The word “epiousion” is almost impossible to translate. It appears in the phrase usually accepted as “daily bread” but we aren’t quite sure what the word actually means. For almost 2,000 years there has been no other known example of the use of the word other than it’s one time use in the Our Father. It appears no where else in all of ancient Greek literature, only in the Our Father. People get very mystical over it, deciding it must have been a very unique and theologically significant word. I suspect that the opposite is true. Copyists preserve fancy stuff like Cicero or Shakespeare. It may be that it appears no where else because it is such a common word, like "ain't it" or "gotcha!"

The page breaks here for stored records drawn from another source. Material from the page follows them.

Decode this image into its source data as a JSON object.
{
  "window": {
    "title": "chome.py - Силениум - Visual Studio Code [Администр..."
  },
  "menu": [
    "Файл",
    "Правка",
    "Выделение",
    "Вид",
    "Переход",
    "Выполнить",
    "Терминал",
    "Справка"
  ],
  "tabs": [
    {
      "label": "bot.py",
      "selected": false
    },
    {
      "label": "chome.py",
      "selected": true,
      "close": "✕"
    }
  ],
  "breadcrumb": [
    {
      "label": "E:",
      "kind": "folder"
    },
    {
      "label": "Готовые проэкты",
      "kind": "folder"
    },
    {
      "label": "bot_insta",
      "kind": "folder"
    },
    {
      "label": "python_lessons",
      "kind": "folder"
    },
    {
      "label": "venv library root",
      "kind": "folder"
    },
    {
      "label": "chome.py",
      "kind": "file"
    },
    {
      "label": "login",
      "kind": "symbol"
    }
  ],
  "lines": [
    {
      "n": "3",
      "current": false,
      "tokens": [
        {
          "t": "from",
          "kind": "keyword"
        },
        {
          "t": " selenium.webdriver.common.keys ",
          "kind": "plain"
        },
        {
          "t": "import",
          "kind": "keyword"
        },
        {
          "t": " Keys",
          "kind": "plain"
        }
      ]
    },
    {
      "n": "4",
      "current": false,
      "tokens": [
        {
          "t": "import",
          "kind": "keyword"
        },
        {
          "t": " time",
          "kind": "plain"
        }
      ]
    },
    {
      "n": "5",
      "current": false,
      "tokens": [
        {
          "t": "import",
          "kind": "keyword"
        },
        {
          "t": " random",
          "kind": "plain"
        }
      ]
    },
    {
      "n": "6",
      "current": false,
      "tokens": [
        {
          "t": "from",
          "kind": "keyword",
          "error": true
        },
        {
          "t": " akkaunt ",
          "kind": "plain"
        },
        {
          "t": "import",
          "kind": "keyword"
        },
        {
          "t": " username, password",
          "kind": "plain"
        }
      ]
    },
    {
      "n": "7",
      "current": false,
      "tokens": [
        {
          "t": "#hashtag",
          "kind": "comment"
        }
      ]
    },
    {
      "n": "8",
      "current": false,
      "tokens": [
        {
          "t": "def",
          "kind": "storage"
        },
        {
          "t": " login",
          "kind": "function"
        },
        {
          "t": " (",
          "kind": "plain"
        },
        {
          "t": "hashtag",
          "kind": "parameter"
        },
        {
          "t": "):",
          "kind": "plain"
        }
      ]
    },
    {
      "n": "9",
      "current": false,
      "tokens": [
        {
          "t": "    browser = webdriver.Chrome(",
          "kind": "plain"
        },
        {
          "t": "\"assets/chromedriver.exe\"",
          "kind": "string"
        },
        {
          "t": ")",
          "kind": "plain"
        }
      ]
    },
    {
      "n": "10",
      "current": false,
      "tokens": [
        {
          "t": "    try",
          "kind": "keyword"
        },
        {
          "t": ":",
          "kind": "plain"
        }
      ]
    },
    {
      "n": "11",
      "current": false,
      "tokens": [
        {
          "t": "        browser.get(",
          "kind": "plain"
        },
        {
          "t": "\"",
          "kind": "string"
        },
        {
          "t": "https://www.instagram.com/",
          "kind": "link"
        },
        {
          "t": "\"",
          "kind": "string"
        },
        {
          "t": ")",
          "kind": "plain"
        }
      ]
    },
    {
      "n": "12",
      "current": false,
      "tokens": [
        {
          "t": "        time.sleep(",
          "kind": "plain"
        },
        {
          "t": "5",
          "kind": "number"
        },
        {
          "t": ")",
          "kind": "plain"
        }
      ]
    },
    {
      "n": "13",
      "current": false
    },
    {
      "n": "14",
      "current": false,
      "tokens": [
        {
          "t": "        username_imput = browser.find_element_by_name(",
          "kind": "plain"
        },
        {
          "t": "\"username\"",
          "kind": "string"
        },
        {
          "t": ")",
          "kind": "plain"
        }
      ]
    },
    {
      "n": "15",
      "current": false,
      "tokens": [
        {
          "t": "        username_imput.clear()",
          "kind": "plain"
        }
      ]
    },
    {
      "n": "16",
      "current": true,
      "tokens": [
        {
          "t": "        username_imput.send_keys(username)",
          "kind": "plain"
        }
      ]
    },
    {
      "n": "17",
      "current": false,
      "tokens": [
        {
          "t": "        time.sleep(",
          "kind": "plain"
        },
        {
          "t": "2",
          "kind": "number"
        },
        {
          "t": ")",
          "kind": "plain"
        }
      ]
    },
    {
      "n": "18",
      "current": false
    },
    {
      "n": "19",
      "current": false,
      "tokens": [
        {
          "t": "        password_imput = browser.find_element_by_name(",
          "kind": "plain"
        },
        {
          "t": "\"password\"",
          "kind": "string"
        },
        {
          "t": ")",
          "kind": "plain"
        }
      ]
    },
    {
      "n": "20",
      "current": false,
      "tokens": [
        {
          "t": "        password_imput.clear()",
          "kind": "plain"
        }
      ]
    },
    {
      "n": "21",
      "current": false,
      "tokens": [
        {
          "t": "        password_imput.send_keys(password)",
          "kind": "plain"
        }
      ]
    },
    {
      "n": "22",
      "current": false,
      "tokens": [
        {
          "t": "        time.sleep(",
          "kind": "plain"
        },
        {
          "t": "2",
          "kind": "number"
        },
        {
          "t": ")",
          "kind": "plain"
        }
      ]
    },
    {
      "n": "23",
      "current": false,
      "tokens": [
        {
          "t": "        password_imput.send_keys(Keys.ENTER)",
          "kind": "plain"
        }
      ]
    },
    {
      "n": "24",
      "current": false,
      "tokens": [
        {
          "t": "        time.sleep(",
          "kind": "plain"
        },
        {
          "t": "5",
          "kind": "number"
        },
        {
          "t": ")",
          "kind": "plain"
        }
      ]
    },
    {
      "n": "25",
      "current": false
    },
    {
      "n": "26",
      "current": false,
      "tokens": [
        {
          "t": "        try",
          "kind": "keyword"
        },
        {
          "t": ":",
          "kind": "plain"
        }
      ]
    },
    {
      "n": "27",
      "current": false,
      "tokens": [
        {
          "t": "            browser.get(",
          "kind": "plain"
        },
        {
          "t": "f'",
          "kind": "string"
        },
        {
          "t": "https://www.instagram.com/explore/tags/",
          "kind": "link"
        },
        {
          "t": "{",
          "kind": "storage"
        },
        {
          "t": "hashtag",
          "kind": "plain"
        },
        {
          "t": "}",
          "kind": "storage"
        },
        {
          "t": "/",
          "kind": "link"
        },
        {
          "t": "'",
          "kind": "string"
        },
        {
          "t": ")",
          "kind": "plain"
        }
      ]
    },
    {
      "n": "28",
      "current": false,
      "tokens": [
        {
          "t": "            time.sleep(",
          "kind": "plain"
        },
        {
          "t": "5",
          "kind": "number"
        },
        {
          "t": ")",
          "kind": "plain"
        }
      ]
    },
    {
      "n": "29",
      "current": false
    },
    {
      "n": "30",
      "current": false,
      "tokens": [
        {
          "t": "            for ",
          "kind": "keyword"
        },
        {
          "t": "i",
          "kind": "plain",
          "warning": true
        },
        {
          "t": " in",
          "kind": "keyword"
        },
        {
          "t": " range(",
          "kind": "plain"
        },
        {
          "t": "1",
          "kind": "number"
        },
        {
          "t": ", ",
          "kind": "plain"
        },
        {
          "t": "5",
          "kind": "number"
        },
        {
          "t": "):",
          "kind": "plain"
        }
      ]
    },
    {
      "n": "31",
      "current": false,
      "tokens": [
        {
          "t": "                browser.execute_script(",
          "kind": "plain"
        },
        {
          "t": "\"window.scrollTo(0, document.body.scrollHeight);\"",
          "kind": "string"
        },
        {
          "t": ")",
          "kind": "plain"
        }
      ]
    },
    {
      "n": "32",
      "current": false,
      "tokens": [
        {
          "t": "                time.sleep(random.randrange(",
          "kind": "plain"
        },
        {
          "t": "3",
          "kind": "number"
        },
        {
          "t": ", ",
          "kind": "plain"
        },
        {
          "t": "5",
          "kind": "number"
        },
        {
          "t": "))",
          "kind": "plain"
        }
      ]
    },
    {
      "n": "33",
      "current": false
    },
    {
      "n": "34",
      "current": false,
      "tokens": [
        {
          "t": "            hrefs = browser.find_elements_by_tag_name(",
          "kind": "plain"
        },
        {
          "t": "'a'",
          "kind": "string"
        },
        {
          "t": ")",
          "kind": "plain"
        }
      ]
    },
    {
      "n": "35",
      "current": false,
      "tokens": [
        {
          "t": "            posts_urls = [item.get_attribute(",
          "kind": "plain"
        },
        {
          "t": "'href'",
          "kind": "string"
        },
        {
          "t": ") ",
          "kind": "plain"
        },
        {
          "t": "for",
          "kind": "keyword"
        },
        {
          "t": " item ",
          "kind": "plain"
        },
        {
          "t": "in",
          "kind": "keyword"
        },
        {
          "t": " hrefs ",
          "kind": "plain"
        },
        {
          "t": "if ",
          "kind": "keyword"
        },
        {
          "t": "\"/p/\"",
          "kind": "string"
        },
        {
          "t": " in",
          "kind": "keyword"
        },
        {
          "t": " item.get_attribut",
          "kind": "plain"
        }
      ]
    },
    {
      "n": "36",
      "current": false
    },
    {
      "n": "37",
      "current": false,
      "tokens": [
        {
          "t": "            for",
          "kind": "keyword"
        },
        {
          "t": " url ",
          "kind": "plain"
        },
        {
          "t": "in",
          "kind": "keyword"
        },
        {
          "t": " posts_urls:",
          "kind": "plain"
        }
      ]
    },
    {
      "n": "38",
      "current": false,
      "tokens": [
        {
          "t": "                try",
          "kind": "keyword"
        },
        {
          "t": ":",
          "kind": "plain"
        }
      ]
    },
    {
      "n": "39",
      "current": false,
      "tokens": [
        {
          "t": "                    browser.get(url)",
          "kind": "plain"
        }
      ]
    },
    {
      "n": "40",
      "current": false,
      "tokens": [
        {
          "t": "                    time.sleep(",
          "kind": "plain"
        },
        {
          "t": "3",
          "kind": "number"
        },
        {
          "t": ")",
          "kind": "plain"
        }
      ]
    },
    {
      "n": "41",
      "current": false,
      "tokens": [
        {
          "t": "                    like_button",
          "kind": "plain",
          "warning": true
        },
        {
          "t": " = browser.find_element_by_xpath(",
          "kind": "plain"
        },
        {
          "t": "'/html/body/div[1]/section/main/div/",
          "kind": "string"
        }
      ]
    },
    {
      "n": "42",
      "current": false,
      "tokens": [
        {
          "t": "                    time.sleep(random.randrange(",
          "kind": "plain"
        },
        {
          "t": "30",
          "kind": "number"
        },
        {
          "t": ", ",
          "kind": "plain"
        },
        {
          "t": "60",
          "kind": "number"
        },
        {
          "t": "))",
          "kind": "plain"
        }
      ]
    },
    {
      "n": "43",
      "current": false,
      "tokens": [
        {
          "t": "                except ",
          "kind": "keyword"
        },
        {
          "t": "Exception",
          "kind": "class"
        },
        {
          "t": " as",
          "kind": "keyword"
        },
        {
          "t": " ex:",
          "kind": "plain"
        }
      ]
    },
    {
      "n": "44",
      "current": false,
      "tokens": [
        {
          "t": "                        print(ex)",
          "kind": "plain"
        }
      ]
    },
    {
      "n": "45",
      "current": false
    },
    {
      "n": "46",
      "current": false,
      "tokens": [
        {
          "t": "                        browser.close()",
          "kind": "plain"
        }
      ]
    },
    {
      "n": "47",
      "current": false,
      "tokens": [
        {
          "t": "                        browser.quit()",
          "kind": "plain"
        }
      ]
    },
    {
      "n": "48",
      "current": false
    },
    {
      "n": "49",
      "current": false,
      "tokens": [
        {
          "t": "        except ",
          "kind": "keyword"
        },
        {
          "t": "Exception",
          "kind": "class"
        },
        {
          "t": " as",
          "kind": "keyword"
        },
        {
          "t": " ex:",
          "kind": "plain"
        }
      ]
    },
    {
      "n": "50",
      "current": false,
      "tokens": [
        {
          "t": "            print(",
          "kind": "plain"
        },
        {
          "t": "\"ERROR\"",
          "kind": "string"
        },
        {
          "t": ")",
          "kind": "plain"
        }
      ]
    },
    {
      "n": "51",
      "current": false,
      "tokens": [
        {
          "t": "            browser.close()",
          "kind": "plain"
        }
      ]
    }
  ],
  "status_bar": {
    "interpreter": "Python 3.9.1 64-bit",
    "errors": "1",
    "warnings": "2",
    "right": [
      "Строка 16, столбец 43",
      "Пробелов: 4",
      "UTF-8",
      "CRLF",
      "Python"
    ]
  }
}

In the twentieth century, an archaeologist claimed that he had found the word in a 5th century AD shopping list found in ancient Egyptian garbage dump. The word is written next to the names of several grocery items. It had the sense of "enough for today," or “necessary.” The shopping list is now at the Yale Beinecke Library, but it seems that the word epiousion isn’t there, so we are back to the problem of having no other example of the word. (My personal suspicion is that this particular scholar, like many scholars I have known, couldn’t walk and chew gum at the same time. He probably put the scrap with epiousion in his right coat pocket instead of his left pocket and it ended up on the floor of some Cairo laundry).
Back to “epiousion.” Epiousion derives from Epi and Ousia which mean “Upon” and “Essence” (sort of? The word doesn’t appear in the form ousion as far as I can tell) So, how can we possibly understand what we are saying in the “Our Father” if there is no other reference to the word we normally assume to mean “daily”????
Well, you are just going to have to wait for next week to find out!
(To be continued......)